_HOW TO COMPLETE THIS TASK_: The answer must be every line below that holds the word "pinyin".

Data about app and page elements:
......
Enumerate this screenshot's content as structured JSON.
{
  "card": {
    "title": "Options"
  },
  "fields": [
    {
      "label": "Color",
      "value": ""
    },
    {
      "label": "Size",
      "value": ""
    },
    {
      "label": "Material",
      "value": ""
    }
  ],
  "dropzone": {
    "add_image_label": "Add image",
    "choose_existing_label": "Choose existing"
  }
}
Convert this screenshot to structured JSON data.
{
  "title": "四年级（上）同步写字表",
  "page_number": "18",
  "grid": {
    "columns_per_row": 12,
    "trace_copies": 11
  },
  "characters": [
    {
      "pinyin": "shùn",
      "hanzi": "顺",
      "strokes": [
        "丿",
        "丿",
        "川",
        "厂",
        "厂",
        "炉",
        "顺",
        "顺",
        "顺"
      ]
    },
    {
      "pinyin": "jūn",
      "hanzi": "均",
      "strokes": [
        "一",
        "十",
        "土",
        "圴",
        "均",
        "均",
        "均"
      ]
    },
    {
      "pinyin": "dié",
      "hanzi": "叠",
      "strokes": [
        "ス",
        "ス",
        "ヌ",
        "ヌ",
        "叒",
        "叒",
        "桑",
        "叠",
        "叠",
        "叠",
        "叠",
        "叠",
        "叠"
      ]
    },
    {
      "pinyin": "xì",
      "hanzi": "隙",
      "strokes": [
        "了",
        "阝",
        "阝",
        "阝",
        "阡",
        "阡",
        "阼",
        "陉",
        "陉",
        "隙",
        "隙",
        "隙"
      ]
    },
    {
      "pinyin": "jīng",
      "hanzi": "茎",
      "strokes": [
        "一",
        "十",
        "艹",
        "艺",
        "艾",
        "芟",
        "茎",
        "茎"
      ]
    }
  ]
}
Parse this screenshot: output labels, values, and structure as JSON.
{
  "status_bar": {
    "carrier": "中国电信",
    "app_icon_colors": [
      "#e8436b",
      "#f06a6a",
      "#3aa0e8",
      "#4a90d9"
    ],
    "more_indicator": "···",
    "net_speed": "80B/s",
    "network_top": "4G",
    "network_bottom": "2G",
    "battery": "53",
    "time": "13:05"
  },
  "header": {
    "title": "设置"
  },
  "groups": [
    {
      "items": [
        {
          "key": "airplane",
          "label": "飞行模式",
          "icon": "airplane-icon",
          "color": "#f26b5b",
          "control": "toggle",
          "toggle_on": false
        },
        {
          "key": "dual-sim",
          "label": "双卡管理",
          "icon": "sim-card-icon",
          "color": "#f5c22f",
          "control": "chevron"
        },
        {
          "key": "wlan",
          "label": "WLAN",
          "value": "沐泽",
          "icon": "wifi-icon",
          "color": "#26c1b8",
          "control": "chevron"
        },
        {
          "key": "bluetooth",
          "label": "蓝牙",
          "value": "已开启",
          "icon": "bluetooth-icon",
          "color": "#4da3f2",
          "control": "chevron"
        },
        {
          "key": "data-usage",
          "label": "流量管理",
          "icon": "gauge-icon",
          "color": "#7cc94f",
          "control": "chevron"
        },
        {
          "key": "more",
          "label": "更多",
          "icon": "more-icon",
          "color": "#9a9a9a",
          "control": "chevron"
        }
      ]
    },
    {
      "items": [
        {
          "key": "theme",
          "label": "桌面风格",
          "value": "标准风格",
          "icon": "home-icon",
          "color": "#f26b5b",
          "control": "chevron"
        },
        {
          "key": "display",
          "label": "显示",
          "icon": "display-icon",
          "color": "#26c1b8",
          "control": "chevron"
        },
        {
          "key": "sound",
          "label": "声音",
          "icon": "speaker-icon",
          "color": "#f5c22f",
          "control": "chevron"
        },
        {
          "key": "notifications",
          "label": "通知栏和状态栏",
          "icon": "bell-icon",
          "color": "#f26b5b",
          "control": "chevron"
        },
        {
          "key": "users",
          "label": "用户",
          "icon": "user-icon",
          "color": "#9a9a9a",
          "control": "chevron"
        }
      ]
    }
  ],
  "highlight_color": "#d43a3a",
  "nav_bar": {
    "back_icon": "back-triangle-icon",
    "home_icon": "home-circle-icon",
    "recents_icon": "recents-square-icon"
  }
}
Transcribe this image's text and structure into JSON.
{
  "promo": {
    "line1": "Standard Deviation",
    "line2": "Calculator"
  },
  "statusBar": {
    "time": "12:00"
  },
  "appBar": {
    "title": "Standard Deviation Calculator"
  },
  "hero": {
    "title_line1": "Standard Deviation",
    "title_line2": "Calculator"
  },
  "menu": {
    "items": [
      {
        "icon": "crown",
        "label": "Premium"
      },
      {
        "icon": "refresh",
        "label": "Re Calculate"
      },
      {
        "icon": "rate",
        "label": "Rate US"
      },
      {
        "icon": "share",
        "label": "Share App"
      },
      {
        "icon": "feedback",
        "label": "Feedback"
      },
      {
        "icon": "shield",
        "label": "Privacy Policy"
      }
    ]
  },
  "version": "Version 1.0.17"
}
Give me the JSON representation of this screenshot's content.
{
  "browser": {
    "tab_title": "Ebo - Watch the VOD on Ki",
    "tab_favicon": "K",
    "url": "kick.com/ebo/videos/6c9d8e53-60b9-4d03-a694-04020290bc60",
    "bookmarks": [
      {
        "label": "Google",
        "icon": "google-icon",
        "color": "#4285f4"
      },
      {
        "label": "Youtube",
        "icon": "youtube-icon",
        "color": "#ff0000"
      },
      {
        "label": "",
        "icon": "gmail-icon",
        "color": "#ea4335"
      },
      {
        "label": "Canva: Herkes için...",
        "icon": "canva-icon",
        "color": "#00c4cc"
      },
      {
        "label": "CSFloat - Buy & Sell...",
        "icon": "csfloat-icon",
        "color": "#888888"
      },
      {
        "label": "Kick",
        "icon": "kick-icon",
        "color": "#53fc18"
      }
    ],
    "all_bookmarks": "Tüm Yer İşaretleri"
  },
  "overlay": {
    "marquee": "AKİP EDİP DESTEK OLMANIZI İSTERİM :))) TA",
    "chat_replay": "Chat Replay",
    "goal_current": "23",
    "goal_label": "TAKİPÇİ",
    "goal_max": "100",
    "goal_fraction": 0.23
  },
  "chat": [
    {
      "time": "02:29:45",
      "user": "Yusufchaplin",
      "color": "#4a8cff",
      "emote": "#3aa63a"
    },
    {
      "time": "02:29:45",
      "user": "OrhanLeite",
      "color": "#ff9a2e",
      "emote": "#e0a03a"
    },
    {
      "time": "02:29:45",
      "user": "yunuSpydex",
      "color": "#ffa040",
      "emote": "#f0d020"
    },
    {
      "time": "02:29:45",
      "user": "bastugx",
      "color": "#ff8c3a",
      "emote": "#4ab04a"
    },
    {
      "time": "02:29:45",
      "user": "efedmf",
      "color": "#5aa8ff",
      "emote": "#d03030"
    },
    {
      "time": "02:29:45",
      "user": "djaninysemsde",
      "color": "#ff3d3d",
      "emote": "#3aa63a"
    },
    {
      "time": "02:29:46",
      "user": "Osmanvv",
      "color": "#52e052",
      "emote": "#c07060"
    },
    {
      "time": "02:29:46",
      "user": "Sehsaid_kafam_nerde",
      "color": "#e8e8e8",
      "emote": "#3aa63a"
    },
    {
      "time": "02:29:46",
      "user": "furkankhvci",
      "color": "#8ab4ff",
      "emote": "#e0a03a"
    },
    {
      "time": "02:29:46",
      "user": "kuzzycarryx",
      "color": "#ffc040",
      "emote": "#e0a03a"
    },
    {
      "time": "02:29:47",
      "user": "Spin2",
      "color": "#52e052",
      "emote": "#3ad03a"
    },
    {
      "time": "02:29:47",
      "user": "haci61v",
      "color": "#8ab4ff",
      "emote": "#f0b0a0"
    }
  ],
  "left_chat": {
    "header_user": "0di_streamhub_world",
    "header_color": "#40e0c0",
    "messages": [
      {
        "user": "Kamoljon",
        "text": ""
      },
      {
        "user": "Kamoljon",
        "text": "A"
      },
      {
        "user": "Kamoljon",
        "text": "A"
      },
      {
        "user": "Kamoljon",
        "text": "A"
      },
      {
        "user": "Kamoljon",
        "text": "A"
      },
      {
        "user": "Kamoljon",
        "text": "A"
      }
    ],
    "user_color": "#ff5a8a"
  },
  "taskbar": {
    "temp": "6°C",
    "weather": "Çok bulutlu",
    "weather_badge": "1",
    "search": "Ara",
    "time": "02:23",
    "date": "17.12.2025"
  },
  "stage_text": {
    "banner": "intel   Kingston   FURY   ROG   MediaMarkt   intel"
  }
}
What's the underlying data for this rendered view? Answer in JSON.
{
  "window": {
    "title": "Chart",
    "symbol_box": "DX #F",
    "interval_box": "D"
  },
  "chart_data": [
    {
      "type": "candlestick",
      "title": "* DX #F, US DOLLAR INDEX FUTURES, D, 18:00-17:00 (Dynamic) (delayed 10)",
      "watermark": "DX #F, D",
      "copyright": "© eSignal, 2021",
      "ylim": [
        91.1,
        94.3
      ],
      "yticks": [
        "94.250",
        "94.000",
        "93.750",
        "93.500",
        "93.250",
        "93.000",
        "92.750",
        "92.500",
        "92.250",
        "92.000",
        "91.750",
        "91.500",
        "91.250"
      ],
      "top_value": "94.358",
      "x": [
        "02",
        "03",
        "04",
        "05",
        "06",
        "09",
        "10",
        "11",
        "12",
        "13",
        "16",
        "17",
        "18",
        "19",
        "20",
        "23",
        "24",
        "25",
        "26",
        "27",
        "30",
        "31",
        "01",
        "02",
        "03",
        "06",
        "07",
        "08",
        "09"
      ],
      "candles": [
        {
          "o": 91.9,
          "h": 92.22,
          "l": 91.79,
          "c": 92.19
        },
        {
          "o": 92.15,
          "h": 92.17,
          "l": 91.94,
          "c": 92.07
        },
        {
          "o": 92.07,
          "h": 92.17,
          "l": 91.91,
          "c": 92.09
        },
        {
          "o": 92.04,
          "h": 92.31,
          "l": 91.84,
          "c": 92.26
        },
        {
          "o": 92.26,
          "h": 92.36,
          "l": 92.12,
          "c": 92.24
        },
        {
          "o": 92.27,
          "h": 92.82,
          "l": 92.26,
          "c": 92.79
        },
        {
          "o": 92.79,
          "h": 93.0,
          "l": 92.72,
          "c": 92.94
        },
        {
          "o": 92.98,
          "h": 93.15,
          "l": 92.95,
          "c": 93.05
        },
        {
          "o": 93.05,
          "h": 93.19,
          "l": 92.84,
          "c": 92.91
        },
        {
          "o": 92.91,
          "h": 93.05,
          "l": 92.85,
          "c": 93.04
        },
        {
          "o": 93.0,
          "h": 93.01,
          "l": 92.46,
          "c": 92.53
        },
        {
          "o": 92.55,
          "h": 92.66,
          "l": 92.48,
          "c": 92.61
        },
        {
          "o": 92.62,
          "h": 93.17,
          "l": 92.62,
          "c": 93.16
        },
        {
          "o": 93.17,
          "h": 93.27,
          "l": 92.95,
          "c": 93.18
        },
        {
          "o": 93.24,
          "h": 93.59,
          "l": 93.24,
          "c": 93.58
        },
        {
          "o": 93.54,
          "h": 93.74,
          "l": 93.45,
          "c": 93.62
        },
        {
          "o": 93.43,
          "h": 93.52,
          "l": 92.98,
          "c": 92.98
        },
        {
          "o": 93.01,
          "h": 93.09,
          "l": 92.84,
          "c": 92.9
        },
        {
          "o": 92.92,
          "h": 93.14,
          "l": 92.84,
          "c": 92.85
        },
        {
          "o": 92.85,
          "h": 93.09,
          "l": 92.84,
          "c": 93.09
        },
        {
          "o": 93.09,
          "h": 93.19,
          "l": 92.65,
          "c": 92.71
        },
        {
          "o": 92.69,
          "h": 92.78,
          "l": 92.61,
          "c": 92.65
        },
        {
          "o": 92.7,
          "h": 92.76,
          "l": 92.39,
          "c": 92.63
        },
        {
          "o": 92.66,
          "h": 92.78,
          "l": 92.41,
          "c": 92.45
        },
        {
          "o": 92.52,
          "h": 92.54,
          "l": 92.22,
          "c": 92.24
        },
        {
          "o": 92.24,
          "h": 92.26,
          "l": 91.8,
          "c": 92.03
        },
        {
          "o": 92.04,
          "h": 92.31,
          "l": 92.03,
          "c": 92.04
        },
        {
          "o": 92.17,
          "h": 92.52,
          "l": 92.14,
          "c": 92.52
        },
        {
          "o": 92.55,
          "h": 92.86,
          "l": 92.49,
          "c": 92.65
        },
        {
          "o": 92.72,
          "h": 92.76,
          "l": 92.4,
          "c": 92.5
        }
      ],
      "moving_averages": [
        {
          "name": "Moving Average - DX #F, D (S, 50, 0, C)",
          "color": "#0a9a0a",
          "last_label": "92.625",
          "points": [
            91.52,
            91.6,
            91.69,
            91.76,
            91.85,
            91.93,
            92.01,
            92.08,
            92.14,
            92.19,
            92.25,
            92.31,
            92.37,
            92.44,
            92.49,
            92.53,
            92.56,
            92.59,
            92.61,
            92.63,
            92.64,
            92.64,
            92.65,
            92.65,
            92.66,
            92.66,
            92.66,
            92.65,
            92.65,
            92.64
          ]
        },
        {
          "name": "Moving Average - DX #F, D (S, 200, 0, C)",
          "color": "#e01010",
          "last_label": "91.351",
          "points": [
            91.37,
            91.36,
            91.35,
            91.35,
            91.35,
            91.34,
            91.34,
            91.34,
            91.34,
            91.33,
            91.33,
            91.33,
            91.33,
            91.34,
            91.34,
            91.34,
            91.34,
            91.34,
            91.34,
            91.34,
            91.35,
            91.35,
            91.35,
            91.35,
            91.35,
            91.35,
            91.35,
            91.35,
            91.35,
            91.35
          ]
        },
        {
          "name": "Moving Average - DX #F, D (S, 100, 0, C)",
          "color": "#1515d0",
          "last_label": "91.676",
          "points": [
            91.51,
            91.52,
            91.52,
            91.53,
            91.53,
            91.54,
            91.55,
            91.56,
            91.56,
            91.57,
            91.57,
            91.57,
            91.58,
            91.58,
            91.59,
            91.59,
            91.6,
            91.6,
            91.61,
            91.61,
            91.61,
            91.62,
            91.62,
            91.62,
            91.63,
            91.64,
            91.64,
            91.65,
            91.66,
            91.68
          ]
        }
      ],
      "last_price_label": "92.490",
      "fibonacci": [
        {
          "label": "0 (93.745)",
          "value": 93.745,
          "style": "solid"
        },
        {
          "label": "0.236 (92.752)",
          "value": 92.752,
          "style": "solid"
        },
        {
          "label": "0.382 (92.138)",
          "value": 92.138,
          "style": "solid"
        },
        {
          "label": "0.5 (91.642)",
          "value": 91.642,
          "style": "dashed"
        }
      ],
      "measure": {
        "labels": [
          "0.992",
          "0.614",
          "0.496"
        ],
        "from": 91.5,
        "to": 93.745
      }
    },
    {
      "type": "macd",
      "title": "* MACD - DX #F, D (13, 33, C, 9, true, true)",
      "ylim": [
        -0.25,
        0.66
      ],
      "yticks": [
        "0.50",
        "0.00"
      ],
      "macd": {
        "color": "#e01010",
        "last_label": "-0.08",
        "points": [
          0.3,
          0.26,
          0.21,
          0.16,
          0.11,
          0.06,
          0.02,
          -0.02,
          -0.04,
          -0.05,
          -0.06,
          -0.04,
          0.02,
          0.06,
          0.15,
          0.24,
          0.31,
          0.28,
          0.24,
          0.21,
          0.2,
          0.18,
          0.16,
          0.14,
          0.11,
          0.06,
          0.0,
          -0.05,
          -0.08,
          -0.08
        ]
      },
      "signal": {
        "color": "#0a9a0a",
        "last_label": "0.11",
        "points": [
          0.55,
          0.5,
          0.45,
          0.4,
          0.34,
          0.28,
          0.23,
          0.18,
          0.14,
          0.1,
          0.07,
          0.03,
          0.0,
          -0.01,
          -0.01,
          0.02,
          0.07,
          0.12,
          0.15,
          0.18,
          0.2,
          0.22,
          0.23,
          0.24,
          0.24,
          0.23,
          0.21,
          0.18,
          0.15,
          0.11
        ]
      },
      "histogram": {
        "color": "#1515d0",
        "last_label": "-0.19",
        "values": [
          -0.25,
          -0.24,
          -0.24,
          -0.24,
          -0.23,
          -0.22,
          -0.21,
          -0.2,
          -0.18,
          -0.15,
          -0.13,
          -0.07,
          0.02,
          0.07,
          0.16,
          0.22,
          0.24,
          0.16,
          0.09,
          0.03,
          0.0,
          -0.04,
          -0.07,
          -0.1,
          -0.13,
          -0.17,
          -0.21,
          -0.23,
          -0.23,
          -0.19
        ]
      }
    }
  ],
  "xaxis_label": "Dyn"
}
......
_ANSWER SECTION_:
      "pinyin": "shùn",
      "pinyin": "jūn",
      "pinyin": "dié",
      "pinyin": "xì",
      "pinyin": "jīng",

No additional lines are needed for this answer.